------ Data extract ------

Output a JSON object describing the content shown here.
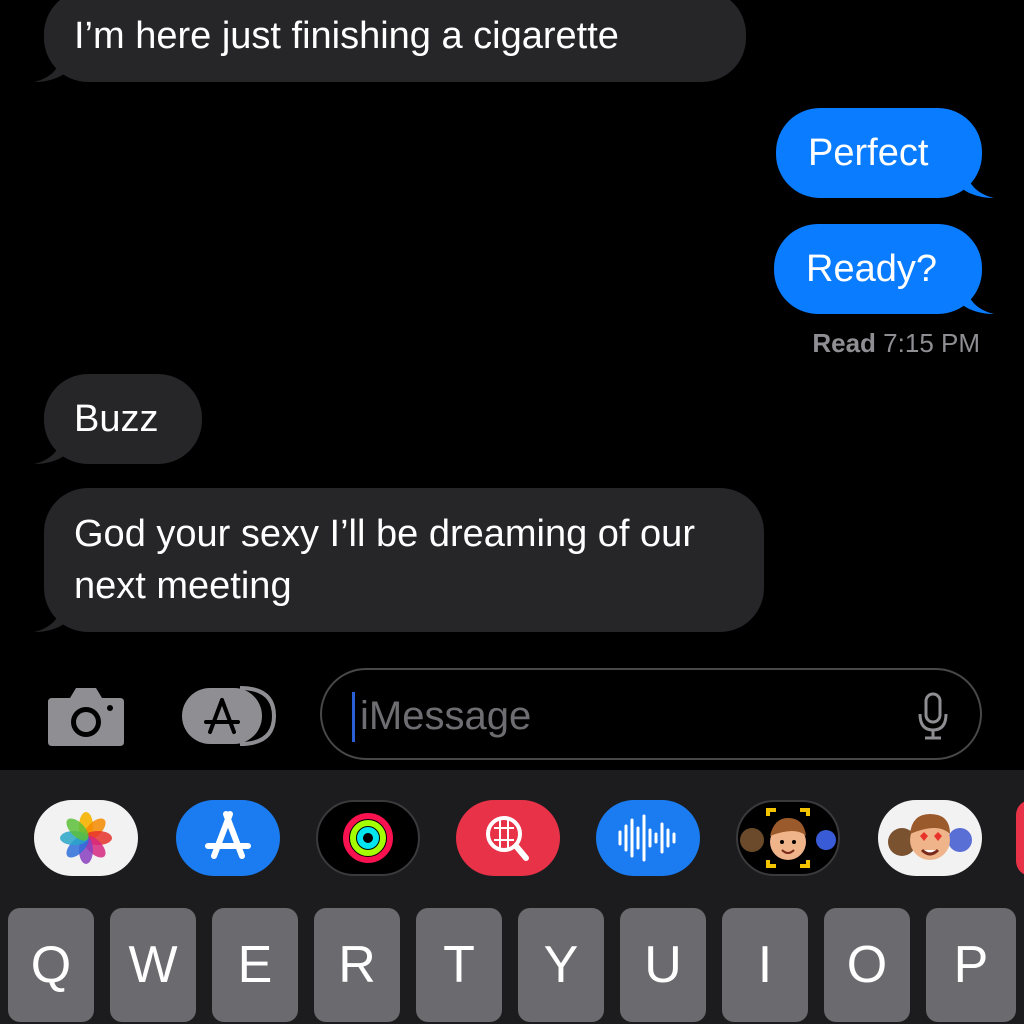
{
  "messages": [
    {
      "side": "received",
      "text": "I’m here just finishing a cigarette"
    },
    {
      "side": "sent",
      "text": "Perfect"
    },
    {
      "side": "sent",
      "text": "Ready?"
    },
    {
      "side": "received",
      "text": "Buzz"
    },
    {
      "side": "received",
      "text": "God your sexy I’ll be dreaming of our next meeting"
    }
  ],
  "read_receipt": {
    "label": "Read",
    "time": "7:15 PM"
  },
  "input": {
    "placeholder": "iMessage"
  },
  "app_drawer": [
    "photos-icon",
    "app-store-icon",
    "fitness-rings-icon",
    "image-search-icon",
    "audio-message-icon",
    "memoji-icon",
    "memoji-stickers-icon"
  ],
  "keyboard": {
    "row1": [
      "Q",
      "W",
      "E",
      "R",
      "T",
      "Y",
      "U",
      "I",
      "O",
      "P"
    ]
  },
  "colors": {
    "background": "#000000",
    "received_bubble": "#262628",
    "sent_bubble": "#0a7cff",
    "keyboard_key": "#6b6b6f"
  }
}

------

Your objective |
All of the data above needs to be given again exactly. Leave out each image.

Answer box |
Output a JSON object describing the content shown here.
{
  "messages": [
    {
      "side": "received",
      "text": "I’m here just finishing a cigarette"
    },
    {
      "side": "sent",
      "text": "Perfect"
    },
    {
      "side": "sent",
      "text": "Ready?"
    },
    {
      "side": "received",
      "text": "Buzz"
    },
    {
      "side": "received",
      "text": "God your sexy I’ll be dreaming of our next meeting"
    }
  ],
  "read_receipt": {
    "label": "Read",
    "time": "7:15 PM"
  },
  "input": {
    "placeholder": "iMessage"
  },
  "app_drawer": [
    "photos-icon",
    "app-store-icon",
    "fitness-rings-icon",
    "image-search-icon",
    "audio-message-icon",
    "memoji-icon",
    "memoji-stickers-icon"
  ],
  "keyboard": {
    "row1": [
      "Q",
      "W",
      "E",
      "R",
      "T",
      "Y",
      "U",
      "I",
      "O",
      "P"
    ]
  },
  "colors": {
    "background": "#000000",
    "received_bubble": "#262628",
    "sent_bubble": "#0a7cff",
    "keyboard_key": "#6b6b6f"
  }
}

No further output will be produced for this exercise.